*** RECORDS FOR THE EXERCISE ***

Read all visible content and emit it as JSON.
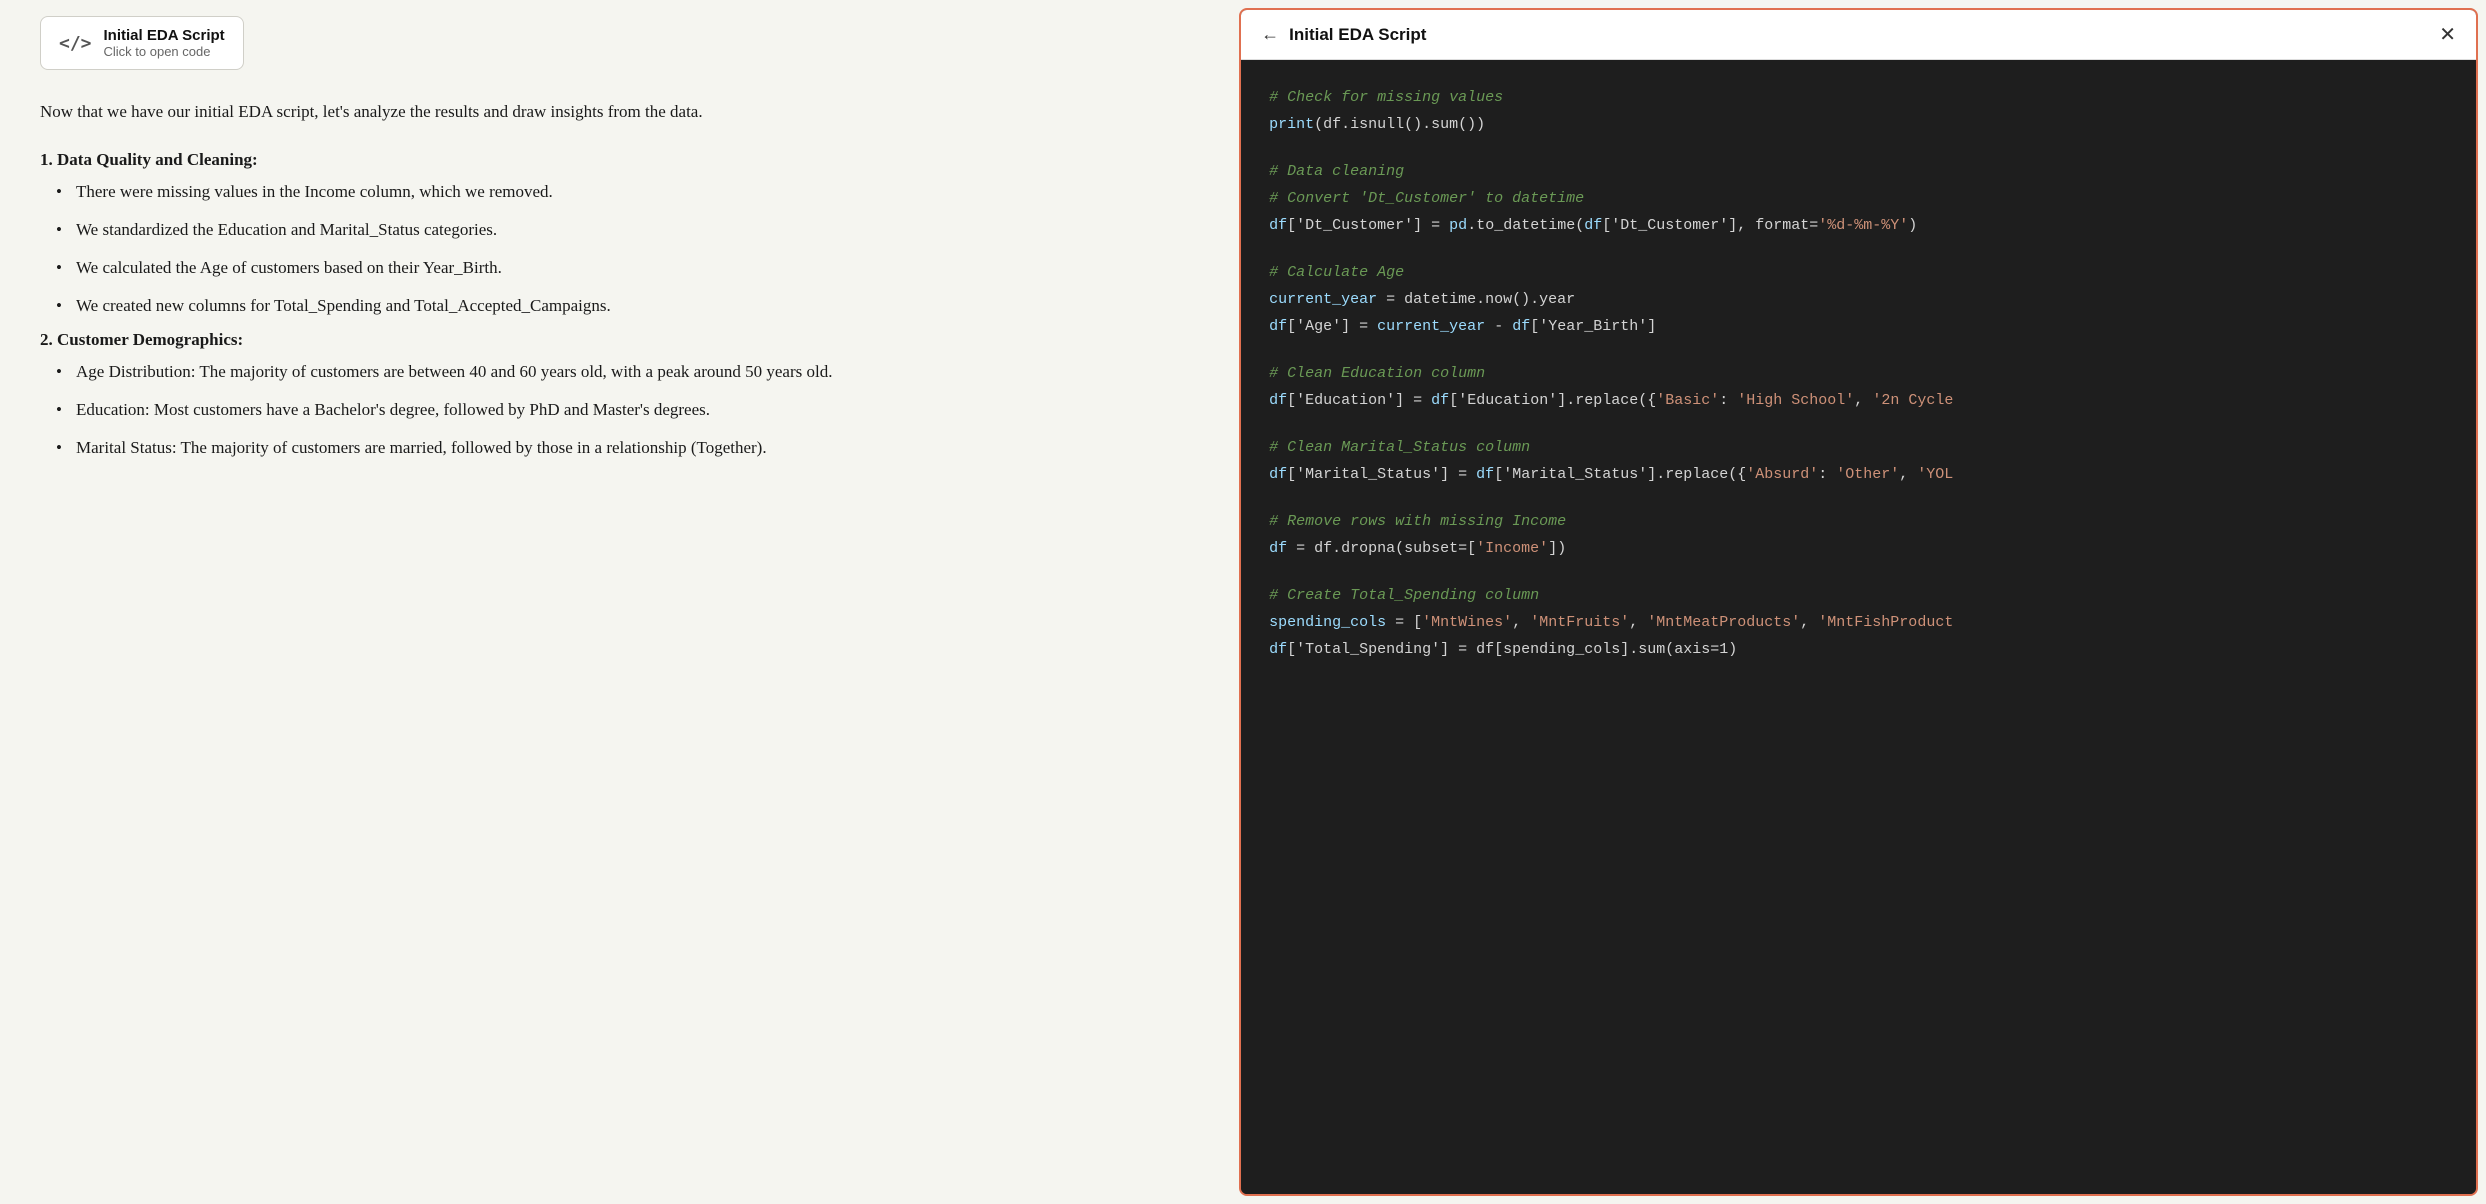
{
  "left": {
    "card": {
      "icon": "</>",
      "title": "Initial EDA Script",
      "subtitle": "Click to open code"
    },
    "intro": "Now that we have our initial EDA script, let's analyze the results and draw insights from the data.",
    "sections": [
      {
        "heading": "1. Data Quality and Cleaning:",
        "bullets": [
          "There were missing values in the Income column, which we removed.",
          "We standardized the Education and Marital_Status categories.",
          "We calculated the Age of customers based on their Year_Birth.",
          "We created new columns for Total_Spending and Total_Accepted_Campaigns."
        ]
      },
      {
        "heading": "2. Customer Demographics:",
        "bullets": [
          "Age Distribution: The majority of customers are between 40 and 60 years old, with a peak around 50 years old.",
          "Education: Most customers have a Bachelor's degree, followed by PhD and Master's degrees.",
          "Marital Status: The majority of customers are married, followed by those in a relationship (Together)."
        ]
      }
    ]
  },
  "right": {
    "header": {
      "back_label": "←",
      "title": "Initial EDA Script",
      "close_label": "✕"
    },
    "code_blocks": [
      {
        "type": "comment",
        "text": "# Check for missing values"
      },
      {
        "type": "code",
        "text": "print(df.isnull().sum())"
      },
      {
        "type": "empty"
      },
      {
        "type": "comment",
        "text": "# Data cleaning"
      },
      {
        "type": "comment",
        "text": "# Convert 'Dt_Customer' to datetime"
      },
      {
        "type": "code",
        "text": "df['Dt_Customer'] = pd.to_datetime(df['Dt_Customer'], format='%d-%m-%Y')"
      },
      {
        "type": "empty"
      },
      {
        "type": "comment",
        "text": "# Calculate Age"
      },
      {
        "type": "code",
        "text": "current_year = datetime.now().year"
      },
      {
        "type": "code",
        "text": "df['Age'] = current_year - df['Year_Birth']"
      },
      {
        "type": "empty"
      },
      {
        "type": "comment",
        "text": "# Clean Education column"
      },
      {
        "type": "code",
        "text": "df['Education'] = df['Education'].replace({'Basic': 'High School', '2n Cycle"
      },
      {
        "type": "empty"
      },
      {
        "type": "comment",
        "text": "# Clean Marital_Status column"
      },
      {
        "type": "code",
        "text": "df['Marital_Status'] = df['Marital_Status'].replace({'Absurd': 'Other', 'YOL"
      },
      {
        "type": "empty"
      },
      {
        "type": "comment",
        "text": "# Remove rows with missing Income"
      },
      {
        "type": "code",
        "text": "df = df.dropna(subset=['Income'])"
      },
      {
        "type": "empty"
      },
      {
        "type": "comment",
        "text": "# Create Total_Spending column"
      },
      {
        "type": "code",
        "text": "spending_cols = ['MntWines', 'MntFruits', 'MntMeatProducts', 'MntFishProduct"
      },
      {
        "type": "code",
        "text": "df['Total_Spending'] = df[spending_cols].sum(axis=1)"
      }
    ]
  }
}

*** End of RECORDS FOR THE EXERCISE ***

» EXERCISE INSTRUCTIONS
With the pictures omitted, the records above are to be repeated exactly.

» EXERCISE ANSWER
Read all visible content and emit it as JSON.
{
  "left": {
    "card": {
      "icon": "</>",
      "title": "Initial EDA Script",
      "subtitle": "Click to open code"
    },
    "intro": "Now that we have our initial EDA script, let's analyze the results and draw insights from the data.",
    "sections": [
      {
        "heading": "1. Data Quality and Cleaning:",
        "bullets": [
          "There were missing values in the Income column, which we removed.",
          "We standardized the Education and Marital_Status categories.",
          "We calculated the Age of customers based on their Year_Birth.",
          "We created new columns for Total_Spending and Total_Accepted_Campaigns."
        ]
      },
      {
        "heading": "2. Customer Demographics:",
        "bullets": [
          "Age Distribution: The majority of customers are between 40 and 60 years old, with a peak around 50 years old.",
          "Education: Most customers have a Bachelor's degree, followed by PhD and Master's degrees.",
          "Marital Status: The majority of customers are married, followed by those in a relationship (Together)."
        ]
      }
    ]
  },
  "right": {
    "header": {
      "back_label": "←",
      "title": "Initial EDA Script",
      "close_label": "✕"
    },
    "code_blocks": [
      {
        "type": "comment",
        "text": "# Check for missing values"
      },
      {
        "type": "code",
        "text": "print(df.isnull().sum())"
      },
      {
        "type": "empty"
      },
      {
        "type": "comment",
        "text": "# Data cleaning"
      },
      {
        "type": "comment",
        "text": "# Convert 'Dt_Customer' to datetime"
      },
      {
        "type": "code",
        "text": "df['Dt_Customer'] = pd.to_datetime(df['Dt_Customer'], format='%d-%m-%Y')"
      },
      {
        "type": "empty"
      },
      {
        "type": "comment",
        "text": "# Calculate Age"
      },
      {
        "type": "code",
        "text": "current_year = datetime.now().year"
      },
      {
        "type": "code",
        "text": "df['Age'] = current_year - df['Year_Birth']"
      },
      {
        "type": "empty"
      },
      {
        "type": "comment",
        "text": "# Clean Education column"
      },
      {
        "type": "code",
        "text": "df['Education'] = df['Education'].replace({'Basic': 'High School', '2n Cycle"
      },
      {
        "type": "empty"
      },
      {
        "type": "comment",
        "text": "# Clean Marital_Status column"
      },
      {
        "type": "code",
        "text": "df['Marital_Status'] = df['Marital_Status'].replace({'Absurd': 'Other', 'YOL"
      },
      {
        "type": "empty"
      },
      {
        "type": "comment",
        "text": "# Remove rows with missing Income"
      },
      {
        "type": "code",
        "text": "df = df.dropna(subset=['Income'])"
      },
      {
        "type": "empty"
      },
      {
        "type": "comment",
        "text": "# Create Total_Spending column"
      },
      {
        "type": "code",
        "text": "spending_cols = ['MntWines', 'MntFruits', 'MntMeatProducts', 'MntFishProduct"
      },
      {
        "type": "code",
        "text": "df['Total_Spending'] = df[spending_cols].sum(axis=1)"
      }
    ]
  }
}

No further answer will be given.